I solved this Coins puzzle in four moves. Can you? Can you do better?

That’s it for this week’s Math Munch. Bon appetit!

# Fullerenes, Fibonacci Walks, and a Fourier Toy

Welcome to this week’s Math Munch!

Stan and James

Earlier this month, neuroscientists Stan Schein and James Gayed announced the discovery of a new class of polyhedra. We’ve often posted about Platonic solids here on Math Munch. The shapes that Stan and James found have the same symmetries as the icosahedron and dodecahedron, and they also have all equal edge lengths.

One of Stan and James’s shapes, made of equilateral pentagons and hexagons.

These new shapes are examples of fullerenes, a kind of shape named after the geometer, architect, and thinker Buckminster Fuller. In the 1980s, chemists discovered that molecules made of carbon can occur in polyhedral shapes, both in the lab and in nature. Stan and James’s new fullerenes are modifications of some existing shapes first described in 1937 by Michael Goldberg. The faces of Goldberg’s shapes were warped, not flat, and Stan and James showed that flattening can be achieved—thus turning Goldberg’s shapes into true polyhedra—while also having all equal edge lengths. There’s great coverage of Stan and James’s discovery in this article at Science News and a fascinating survey of the media’s coverage of the discovery by Adam Lore on his blog. Adam’s post includes an interview with Stan!

Next up—how much fun is it to find a fractal that’s new to you? That happened to me recently when I ran across the Fibonacci word fractal.

A portion of a Fibonacci word curve.

Fibonacci “words”—really just strings of 0’s and 1’s—are constructed kind of like the numbers in the Fibonacci sequence. Instead of adding numbers previous numbers to get new ones, we link up—or “concatenate”—previous words. The first few Fibonacci words are 1, 0, 01, 010, 01001, and 01001010. Do you see how new words are made out of the two previous ones?

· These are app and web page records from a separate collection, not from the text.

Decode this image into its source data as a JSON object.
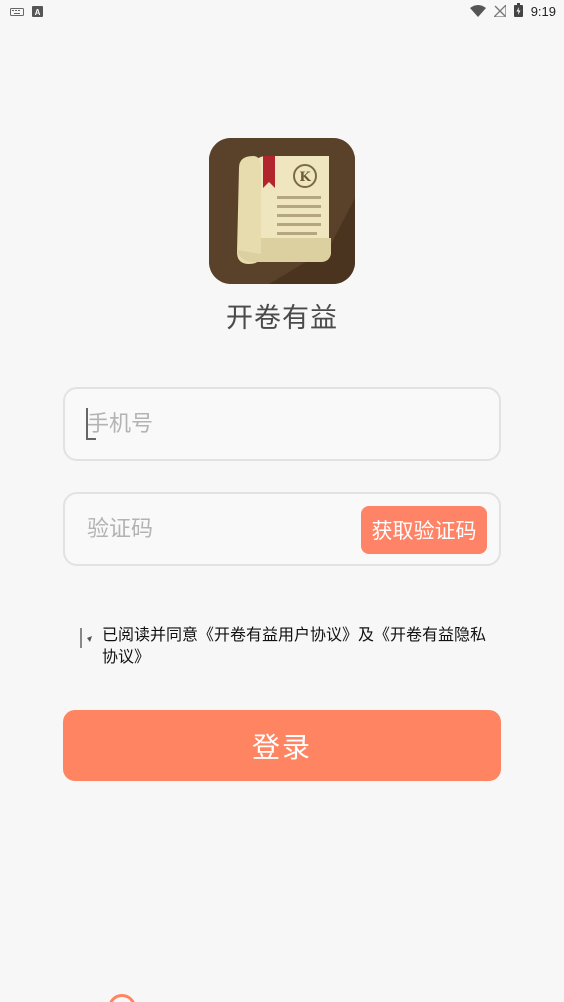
{
  "status_bar": {
    "time": "9:19",
    "left_icons": [
      "keyboard-icon",
      "a-notification-icon"
    ],
    "right_icons": [
      "wifi-icon",
      "no-signal-icon",
      "battery-icon"
    ]
  },
  "app": {
    "logo_icon": "book-logo-icon",
    "logo_letter": "K",
    "name": "开卷有益"
  },
  "form": {
    "phone_placeholder": "手机号",
    "phone_value": "",
    "code_placeholder": "验证码",
    "code_value": "",
    "get_code_label": "获取验证码"
  },
  "agreement": {
    "text": "已阅读并同意《开卷有益用户协议》及《开卷有益隐私协议》"
  },
  "login": {
    "label": "登录"
  },
  "colors": {
    "accent": "#ff8461",
    "background": "#f7f7f7",
    "logo_bg": "#5a4129"
  }
}
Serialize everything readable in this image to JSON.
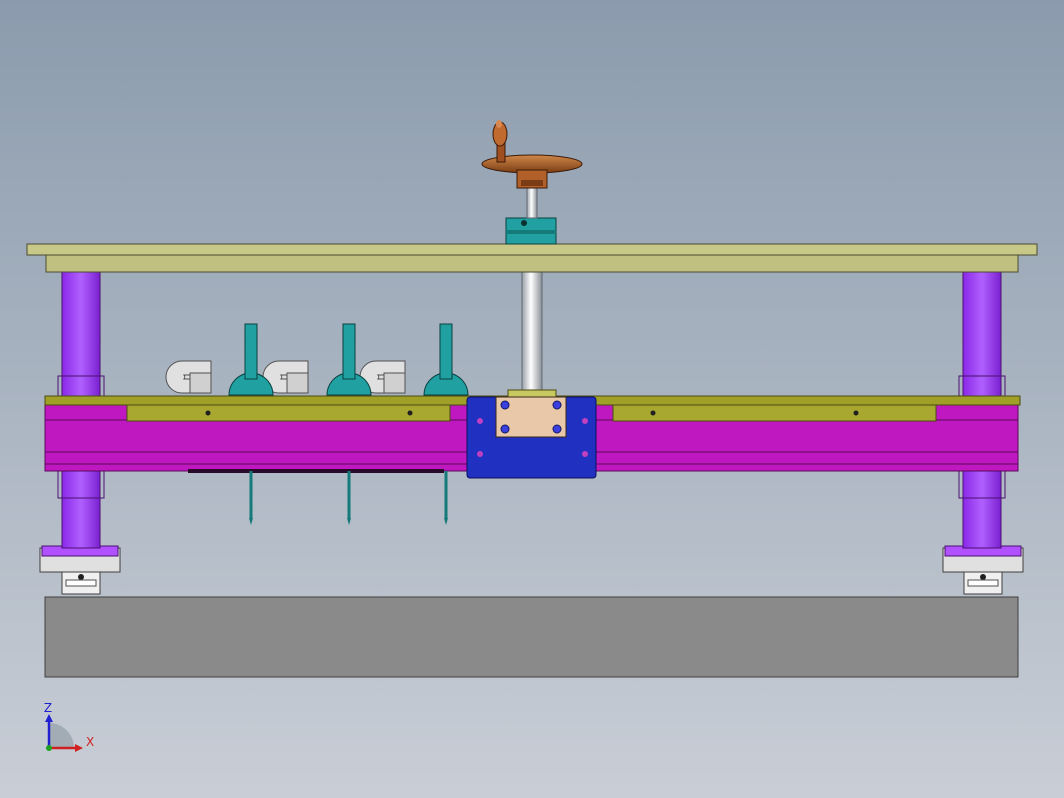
{
  "viewport": {
    "background_top": "#8b9bad",
    "background_bottom": "#c9ced6"
  },
  "triad": {
    "z_label": "Z",
    "x_label": "X",
    "z_color": "#2020d0",
    "x_color": "#d02020",
    "origin_color": "#20a020"
  },
  "palette": {
    "top_plate": "#c8c888",
    "top_plate_edge": "#4a4a30",
    "legs": "#a040ff",
    "legs_edge": "#4a1070",
    "beam": "#c018c0",
    "beam_edge": "#5a0a5a",
    "beam_top_rail": "#a0a028",
    "carriage_plate": "#2030c0",
    "carriage_inner": "#e8c8a8",
    "clamp_arms": "#20a0a0",
    "handwheel": "#b06028",
    "screw_rod": "#d8dde4",
    "base_block": "#8a8a8a",
    "base_edge": "#404040",
    "bearing_block": "#e0e0e0"
  },
  "model": {
    "clamp_count": 3,
    "hook_count": 3
  }
}
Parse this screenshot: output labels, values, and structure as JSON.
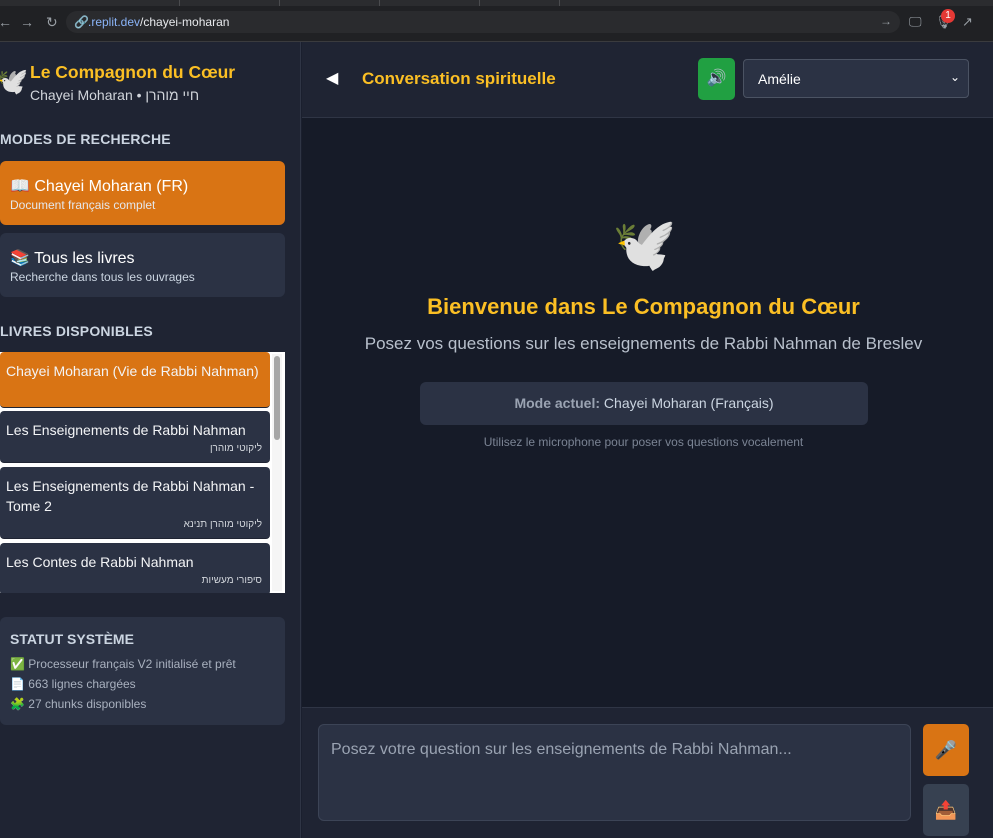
{
  "browser": {
    "url_domain": ".replit.dev",
    "url_path": "/chayei-moharan",
    "notification_count": "1",
    "icons": [
      "back-arrow-icon",
      "forward-arrow-icon",
      "reload-icon",
      "link-icon",
      "go-arrow-icon",
      "monitor-icon",
      "microphone-icon",
      "open-external-icon"
    ]
  },
  "sidebar": {
    "title": "Le Compagnon du Cœur",
    "subtitle": "Chayei Moharan • חיי מוהרן",
    "modes_heading": "MODES DE RECHERCHE",
    "modes": [
      {
        "icon": "📖",
        "title": "Chayei Moharan (FR)",
        "desc": "Document français complet",
        "active": true
      },
      {
        "icon": "📚",
        "title": "Tous les livres",
        "desc": "Recherche dans tous les ouvrages",
        "active": false
      }
    ],
    "books_heading": "LIVRES DISPONIBLES",
    "books": [
      {
        "name": "Chayei Moharan (Vie de Rabbi Nahman)",
        "hebrew": "",
        "active": true
      },
      {
        "name": "Les Enseignements de Rabbi Nahman",
        "hebrew": "ליקוטי מוהרן",
        "active": false
      },
      {
        "name": "Les Enseignements de Rabbi Nahman - Tome 2",
        "hebrew": "ליקוטי מוהרן תנינא",
        "active": false
      },
      {
        "name": "Les Contes de Rabbi Nahman",
        "hebrew": "סיפורי מעשיות",
        "active": false
      }
    ],
    "status": {
      "heading": "STATUT SYSTÈME",
      "lines": [
        "✅ Processeur français V2 initialisé et prêt",
        "📄 663 lignes chargées",
        "🧩 27 chunks disponibles"
      ]
    }
  },
  "header": {
    "back_icon": "◀",
    "title": "Conversation spirituelle",
    "speaker_icon": "🔊",
    "voice_selected": "Amélie"
  },
  "chat": {
    "dove": "🕊️",
    "welcome": "Bienvenue dans Le Compagnon du Cœur",
    "subtitle": "Posez vos questions sur les enseignements de Rabbi Nahman de Breslev",
    "mode_label": "Mode actuel:",
    "mode_value": "Chayei Moharan (Français)",
    "hint": "Utilisez le microphone pour poser vos questions vocalement"
  },
  "input": {
    "placeholder": "Posez votre question sur les enseignements de Rabbi Nahman...",
    "mic_icon": "🎤",
    "send_icon": "📤"
  }
}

Here’s a variety of images of Fibonacci word fractals, and you can find more details about the fractal in this article. The infinite Fibonacci word has an entry at the OEIS, and you can find a Fibonacci word necklace on Etsy. Dale Gerdemann, a linguist at the University of Tübingen, has a whole series of videos that show off patterns created out of Fibonacci words. Here is one of my favorites:

Last but not least this week, check out this groovy applet!

Lucas’s applet showing the relationship between epicycles and Fourier series

A basic layout of Ptolemy’s model, including epicycles.

Sometime around the year 200 AD, the astronomer Ptolemy proposed a way to describe the motion of the sun, moon, and planets. Here’s a video about his ideas. Ptolemy relied on many years of observations, a new geometrical tool we call “trigonometry”, and a lot of ingenuity. He said that the sun, moon, and planets move around the earth in circles that moved around on other circles—not just cycles, but epicycles. Ptolemy’s model of the universe was incredibly accurate and was state-of-the-art for centuries.

Joseph Fourier

In 1807, Joseph Fourier turned the mathematical world on its head. He showed that periodic functions—curves with a repeated pattern—can be built by adding together a very simple class of curves. Not only this, but he showed that curves created in this way could have breaks and gaps even though they are built out of continuous curves called “sine” and “cosine”. (Sine and cosine are a part of the same trigonometry that Ptolemy helped to found.) Fourier series soon became a powerful tool in mathematics and physics.

A Fourier series that converges to a discontinuous function.

And then in the early 21st century Lucas Vieira created an applet that combines and sets side-by-side the ideas of Ptolemy and Fourier. And it’s a toy, so you can play with it! What cool designs can you create? We’ve featured some of Lucas’s work in the past. Here is Lucas’s short post about his Fourier toy, including some details about how to use it.

Bon appetit!